---------- EXTRACTED DATA

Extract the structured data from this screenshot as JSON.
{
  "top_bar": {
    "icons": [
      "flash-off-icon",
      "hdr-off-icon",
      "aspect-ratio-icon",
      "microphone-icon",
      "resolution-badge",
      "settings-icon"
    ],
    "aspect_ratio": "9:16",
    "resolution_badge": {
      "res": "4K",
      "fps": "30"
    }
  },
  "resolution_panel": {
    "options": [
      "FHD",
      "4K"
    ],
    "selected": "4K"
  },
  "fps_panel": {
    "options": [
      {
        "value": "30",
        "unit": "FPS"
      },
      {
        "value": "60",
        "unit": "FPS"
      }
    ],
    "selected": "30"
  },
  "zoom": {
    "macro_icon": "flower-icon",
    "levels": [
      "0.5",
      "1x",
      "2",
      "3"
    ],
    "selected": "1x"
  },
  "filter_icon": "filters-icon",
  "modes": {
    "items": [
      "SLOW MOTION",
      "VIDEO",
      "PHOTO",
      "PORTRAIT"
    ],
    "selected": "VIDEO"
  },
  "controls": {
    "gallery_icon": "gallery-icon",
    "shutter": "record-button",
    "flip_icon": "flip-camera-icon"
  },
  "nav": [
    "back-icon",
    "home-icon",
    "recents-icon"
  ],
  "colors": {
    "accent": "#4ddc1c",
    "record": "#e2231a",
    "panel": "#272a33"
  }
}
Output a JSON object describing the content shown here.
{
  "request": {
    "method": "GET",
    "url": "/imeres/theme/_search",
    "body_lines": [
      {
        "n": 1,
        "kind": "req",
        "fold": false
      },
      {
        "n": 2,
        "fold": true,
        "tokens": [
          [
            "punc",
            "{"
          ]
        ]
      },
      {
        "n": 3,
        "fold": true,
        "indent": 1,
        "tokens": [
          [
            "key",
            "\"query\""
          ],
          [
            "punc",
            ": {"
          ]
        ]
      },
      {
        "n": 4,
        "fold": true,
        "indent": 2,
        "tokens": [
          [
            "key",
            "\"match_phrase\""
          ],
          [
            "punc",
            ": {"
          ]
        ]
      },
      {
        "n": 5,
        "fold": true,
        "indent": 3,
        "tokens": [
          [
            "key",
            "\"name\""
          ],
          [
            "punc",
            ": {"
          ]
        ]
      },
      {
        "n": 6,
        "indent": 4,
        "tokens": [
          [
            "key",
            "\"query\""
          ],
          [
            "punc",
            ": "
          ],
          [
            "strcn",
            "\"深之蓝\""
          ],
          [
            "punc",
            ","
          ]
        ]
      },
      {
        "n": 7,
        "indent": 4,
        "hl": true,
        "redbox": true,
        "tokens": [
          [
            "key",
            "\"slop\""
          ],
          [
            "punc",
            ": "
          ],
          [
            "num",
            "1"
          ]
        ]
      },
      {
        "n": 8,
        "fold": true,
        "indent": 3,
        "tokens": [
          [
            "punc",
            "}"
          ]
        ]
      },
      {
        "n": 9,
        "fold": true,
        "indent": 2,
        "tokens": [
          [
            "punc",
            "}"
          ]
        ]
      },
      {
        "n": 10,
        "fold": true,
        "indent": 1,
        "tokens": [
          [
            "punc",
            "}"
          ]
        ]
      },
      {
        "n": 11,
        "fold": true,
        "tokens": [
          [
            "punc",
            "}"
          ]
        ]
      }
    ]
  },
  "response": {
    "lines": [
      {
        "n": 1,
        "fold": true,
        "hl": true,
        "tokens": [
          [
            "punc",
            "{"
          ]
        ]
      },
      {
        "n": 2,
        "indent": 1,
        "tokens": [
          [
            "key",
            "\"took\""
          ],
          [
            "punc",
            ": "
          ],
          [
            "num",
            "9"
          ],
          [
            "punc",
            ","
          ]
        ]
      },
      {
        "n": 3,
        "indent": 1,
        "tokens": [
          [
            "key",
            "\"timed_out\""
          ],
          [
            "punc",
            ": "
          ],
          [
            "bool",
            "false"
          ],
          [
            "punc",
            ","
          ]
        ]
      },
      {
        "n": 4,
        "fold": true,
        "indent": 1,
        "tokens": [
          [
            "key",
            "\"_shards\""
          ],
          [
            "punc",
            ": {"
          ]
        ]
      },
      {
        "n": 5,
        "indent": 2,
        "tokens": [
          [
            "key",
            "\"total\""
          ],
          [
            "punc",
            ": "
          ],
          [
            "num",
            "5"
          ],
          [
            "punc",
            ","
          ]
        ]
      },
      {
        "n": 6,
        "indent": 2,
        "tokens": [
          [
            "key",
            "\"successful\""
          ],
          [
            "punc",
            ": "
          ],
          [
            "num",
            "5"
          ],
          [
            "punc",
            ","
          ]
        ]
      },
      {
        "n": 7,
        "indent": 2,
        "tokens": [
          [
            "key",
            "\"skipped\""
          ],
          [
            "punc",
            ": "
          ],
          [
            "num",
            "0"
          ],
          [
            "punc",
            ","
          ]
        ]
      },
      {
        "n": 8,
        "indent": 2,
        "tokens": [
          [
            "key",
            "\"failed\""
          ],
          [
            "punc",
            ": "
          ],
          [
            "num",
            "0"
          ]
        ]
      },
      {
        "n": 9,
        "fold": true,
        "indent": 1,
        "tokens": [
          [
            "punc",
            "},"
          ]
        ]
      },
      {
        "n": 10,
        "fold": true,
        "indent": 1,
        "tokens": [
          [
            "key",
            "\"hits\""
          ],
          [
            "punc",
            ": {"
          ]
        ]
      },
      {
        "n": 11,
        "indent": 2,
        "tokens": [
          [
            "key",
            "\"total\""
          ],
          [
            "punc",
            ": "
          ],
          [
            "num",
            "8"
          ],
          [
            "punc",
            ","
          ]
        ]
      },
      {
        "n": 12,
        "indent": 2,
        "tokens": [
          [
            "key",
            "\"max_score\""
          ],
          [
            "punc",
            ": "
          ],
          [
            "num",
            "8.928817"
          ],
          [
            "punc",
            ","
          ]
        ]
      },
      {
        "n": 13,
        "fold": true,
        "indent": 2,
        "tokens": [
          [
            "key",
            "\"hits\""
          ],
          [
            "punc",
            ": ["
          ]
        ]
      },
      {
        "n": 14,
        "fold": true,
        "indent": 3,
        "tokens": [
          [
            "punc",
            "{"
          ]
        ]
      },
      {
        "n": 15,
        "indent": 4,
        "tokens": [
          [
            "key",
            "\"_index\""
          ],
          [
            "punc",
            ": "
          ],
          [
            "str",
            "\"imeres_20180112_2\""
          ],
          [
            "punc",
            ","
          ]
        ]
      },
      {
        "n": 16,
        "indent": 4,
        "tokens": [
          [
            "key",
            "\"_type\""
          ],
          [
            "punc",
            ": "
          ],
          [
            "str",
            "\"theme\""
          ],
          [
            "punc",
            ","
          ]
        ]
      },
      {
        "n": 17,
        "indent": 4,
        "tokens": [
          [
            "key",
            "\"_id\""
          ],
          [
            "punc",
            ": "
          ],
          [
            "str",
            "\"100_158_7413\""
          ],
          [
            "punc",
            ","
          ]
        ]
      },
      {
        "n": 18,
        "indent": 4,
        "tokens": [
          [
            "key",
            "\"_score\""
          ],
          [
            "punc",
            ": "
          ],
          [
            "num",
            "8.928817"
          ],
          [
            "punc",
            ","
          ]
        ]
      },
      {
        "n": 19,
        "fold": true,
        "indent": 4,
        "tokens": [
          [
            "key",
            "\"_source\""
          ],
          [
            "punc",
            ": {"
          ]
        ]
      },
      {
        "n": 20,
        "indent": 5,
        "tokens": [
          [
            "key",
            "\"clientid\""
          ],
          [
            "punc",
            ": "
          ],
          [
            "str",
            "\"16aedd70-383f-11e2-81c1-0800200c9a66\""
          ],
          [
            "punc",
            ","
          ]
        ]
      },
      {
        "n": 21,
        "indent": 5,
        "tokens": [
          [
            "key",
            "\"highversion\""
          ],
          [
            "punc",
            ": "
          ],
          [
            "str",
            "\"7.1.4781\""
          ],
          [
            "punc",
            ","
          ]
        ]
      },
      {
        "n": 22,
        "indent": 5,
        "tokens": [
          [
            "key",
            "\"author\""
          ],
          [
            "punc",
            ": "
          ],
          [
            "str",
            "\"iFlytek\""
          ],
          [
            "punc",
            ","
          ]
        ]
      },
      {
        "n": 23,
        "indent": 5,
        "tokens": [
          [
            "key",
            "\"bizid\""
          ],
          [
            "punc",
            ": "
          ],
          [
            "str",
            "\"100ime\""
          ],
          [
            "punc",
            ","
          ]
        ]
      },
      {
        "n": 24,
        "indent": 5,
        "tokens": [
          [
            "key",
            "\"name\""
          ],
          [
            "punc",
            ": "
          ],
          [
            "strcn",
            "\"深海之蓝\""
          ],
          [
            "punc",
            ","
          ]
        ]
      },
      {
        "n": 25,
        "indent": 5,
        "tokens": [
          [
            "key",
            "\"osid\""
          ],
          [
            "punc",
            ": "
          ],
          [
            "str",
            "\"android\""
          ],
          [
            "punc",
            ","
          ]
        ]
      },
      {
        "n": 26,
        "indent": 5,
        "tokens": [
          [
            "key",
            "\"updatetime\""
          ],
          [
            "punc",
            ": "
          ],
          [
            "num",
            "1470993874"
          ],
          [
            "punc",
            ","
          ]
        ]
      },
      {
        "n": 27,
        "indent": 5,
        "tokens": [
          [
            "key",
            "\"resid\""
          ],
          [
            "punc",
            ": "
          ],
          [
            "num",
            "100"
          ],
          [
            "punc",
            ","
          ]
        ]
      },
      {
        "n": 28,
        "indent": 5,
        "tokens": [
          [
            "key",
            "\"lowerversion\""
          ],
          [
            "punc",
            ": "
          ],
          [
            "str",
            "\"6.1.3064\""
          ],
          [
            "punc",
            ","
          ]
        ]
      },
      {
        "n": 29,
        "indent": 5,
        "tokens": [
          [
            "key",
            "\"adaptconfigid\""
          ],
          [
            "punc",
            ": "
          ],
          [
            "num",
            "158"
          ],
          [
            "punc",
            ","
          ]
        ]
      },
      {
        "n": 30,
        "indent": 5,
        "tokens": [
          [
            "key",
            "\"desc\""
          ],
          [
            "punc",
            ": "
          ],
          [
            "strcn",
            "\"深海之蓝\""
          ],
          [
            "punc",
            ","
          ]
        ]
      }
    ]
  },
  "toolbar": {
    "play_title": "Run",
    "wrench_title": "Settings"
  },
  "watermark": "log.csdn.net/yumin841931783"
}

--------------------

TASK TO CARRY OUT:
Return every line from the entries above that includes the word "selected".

WORKED SOLUTION:
    "selected": "4K"
    "selected": "30"
    "selected": "1x"
    "selected": "VIDEO"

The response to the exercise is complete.